Note: Explore an informative essay on this on the Project Veritas websites. For more along these lines, see concise summaries of deeply revealing news articles on coronavirus vaccines and media manipulation from reliable major media sources.
The new coronavirus variants have raised concerns about whether vaccines will remain effective against this disease. But the vaccines themselves could drive the evolution of more mutants. The virus is always mutating. And if one happens to produce a mutation that makes it less vulnerable to the vaccine, that virus could simply multiply in a vaccinated individual. But even if that happens, that's only one step in the process. If the vaccine keeps virus levels low, even mutated viruses, the infected person won't produce enough to spread to other people. Unfortunately, at the moment, scientists can't answer the most basic questions about this process. How much does the virus actually replicate inside a person who has been vaccinated with either one dose or two? And how effective is that vaccine at limiting infection enough so that the virus levels stay low and prevent the spread to other people? Andrew Read at Penn State University says, whatever the answers may be, vaccine resistance or escape, as it's called, isn't nearly as scary as bacteria becoming resistant to antibiotics. And this evolutionary pressure is present for any vaccine that doesn't completely block infection. Many vaccines, apparently, including the COVID vaccines, do not completely prevent a virus from multiplying inside someone even though these vaccines do prevent serious illness.
Note: This informative article presents further data that vaccines lead to increased mutation in viruses. For more along these lines, see concise summaries of deeply revealing news articles on coronavirus vaccines from reliable major media sources.
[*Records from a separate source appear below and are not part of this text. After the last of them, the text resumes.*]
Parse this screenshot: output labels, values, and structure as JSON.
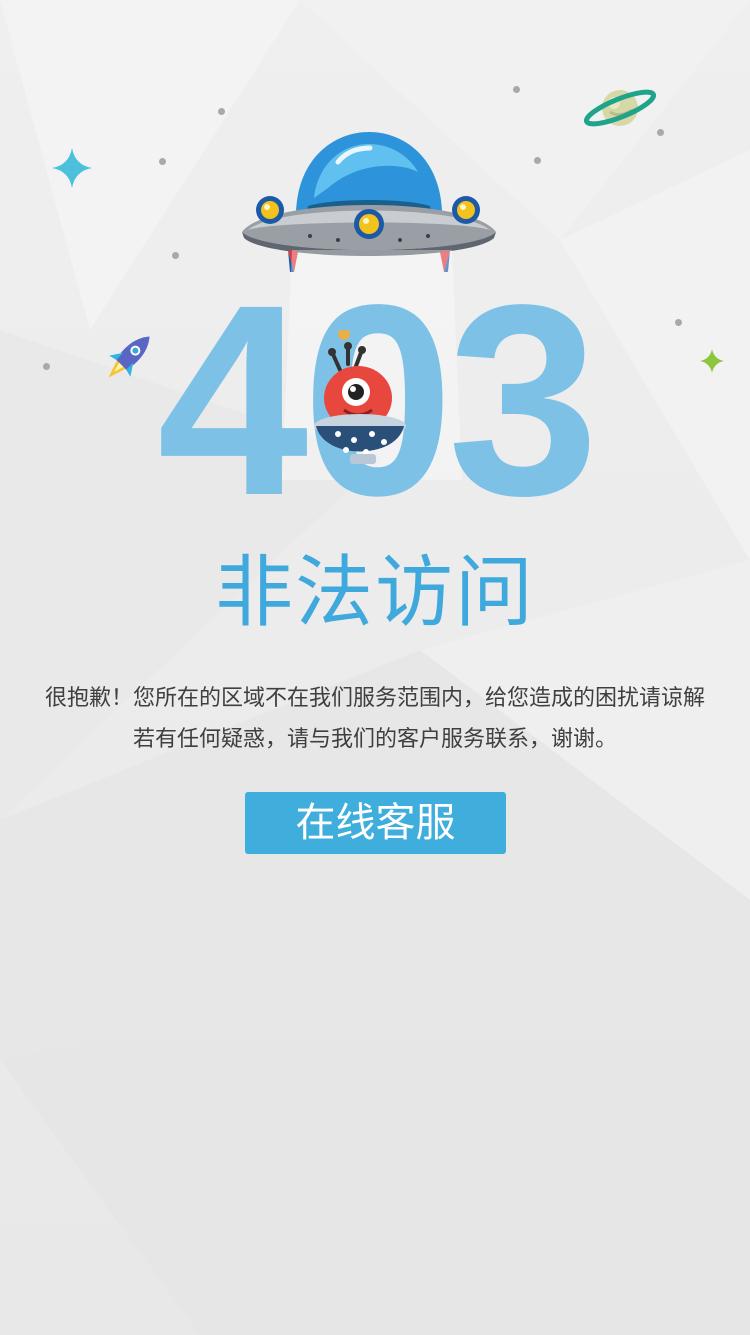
{
  "error": {
    "code": "403",
    "title": "非法访问",
    "message_line1": "很抱歉！您所在的区域不在我们服务范围内，给您造成的困扰请谅解",
    "message_line2": "若有任何疑惑，请与我们的客户服务联系，谢谢。"
  },
  "actions": {
    "service_button_label": "在线客服"
  },
  "colors": {
    "accent": "#40aedd",
    "code": "#7dc2e6",
    "title": "#3fa8dc",
    "text": "#3f3f3f",
    "background": "#ececec"
  },
  "icons": [
    "ufo-illustration",
    "alien-monster-illustration",
    "rocket-icon",
    "planet-icon",
    "sparkle-star-icon",
    "green-star-icon"
  ]
}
Important Note: Explore our full index to key excerpts of revealing major media news articles on several dozen engaging topics. And don't miss amazing excerpts from 20 of the most revealing news articles ever published.